_What needs to be done_
Find every line in the records below that contains the word "data", and copy each such line.

_The records_
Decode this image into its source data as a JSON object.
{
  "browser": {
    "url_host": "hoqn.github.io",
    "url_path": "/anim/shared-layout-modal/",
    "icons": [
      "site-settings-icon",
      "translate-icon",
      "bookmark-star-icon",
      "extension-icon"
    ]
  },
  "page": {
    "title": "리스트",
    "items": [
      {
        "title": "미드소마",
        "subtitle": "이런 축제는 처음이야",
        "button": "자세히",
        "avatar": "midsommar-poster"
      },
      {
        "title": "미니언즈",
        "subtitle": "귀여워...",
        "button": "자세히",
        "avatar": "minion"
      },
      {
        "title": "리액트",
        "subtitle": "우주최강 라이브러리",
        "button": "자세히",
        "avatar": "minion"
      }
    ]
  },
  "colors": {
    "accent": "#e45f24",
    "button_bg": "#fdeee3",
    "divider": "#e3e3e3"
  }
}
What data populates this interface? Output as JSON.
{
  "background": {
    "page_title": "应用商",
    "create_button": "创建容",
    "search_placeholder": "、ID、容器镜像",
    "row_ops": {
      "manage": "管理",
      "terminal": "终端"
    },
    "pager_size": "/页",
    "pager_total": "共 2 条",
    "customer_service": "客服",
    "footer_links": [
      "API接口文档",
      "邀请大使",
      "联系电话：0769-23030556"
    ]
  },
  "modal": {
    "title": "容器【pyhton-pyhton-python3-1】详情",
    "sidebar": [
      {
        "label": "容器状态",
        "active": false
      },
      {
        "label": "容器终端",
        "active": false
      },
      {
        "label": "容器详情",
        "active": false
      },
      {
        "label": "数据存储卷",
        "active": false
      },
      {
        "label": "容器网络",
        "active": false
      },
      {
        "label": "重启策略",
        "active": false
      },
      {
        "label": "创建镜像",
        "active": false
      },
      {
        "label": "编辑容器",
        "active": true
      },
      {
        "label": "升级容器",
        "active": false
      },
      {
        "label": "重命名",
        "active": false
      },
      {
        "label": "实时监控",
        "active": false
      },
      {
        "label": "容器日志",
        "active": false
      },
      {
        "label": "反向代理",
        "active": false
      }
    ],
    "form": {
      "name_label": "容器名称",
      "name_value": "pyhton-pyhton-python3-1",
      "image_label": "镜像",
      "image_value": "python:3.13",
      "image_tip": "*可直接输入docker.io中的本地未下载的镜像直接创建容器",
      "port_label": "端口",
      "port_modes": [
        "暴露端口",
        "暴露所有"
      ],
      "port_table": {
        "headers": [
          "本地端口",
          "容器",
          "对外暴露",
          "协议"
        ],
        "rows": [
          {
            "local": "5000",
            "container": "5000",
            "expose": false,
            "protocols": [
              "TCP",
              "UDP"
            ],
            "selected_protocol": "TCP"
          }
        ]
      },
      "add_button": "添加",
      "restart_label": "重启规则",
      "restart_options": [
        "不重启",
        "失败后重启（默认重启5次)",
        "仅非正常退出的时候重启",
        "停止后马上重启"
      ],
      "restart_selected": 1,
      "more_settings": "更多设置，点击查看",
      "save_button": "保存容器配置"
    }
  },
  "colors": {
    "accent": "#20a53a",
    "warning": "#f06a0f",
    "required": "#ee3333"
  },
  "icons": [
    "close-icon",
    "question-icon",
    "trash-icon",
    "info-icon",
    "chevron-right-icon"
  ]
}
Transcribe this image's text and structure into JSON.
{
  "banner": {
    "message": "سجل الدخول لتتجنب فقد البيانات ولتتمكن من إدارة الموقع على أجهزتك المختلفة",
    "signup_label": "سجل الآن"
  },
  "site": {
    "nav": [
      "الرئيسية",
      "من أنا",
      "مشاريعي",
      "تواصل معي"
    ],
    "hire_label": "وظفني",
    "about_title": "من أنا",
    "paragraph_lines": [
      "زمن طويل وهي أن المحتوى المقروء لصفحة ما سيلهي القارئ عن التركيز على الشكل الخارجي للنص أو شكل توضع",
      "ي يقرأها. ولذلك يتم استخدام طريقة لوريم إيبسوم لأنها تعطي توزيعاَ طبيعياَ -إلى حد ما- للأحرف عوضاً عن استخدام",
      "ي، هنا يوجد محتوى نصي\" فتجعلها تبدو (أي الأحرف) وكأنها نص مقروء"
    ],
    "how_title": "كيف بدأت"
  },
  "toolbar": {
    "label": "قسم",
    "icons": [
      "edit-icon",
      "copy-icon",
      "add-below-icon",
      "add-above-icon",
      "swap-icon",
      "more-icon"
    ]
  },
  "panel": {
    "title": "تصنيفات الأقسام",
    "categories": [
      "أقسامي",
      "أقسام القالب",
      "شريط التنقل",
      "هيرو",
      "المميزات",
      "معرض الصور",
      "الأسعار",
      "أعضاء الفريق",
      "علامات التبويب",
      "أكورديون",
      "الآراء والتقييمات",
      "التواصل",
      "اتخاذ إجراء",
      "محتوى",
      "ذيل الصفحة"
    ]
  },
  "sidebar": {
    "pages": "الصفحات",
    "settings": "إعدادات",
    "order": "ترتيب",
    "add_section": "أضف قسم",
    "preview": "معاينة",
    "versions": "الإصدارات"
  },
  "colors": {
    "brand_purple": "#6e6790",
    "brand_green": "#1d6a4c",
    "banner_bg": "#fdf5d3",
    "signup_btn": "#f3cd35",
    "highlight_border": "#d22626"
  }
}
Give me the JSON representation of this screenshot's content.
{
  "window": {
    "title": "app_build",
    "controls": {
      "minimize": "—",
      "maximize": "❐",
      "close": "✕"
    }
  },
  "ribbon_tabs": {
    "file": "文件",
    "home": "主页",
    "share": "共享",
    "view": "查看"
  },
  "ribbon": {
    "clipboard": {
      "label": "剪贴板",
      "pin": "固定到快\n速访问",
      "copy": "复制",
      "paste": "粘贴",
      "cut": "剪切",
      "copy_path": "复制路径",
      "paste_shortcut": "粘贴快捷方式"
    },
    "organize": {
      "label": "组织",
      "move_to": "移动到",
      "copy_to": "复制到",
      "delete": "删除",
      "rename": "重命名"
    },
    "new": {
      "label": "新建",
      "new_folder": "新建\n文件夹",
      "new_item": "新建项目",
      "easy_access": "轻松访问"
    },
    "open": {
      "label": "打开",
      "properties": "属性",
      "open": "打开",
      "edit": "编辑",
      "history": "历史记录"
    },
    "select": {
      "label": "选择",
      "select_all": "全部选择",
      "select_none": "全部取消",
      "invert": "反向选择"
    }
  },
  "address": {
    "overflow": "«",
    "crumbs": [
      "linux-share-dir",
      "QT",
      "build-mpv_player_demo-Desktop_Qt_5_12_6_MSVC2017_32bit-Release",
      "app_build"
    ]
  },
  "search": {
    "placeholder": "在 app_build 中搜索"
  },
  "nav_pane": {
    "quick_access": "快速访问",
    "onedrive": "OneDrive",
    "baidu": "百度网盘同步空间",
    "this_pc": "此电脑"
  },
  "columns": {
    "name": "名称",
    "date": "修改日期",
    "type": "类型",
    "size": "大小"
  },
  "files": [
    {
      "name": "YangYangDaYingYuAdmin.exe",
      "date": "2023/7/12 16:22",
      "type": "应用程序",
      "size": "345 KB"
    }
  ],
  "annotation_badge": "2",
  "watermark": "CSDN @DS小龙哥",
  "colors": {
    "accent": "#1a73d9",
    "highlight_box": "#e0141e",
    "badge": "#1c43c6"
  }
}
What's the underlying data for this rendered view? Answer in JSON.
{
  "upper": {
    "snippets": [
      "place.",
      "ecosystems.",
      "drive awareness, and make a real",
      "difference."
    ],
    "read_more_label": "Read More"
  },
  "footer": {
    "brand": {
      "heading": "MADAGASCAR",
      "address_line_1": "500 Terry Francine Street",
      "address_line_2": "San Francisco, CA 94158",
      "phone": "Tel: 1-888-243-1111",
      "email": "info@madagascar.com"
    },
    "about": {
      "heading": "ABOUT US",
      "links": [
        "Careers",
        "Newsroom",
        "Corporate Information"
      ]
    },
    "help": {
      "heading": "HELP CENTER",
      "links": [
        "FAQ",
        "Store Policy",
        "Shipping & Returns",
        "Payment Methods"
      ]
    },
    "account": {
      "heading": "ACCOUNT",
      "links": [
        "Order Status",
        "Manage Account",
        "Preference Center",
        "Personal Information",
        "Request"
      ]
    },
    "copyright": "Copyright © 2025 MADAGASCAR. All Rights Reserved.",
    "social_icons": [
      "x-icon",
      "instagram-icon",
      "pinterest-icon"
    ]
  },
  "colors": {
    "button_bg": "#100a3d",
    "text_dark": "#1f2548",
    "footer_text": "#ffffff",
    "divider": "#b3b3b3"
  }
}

_Worked solution_
Decode this image into its source data as a JSON object.
What data populates this interface? Output as JSON.
What's the underlying data for this rendered view? Answer in JSON.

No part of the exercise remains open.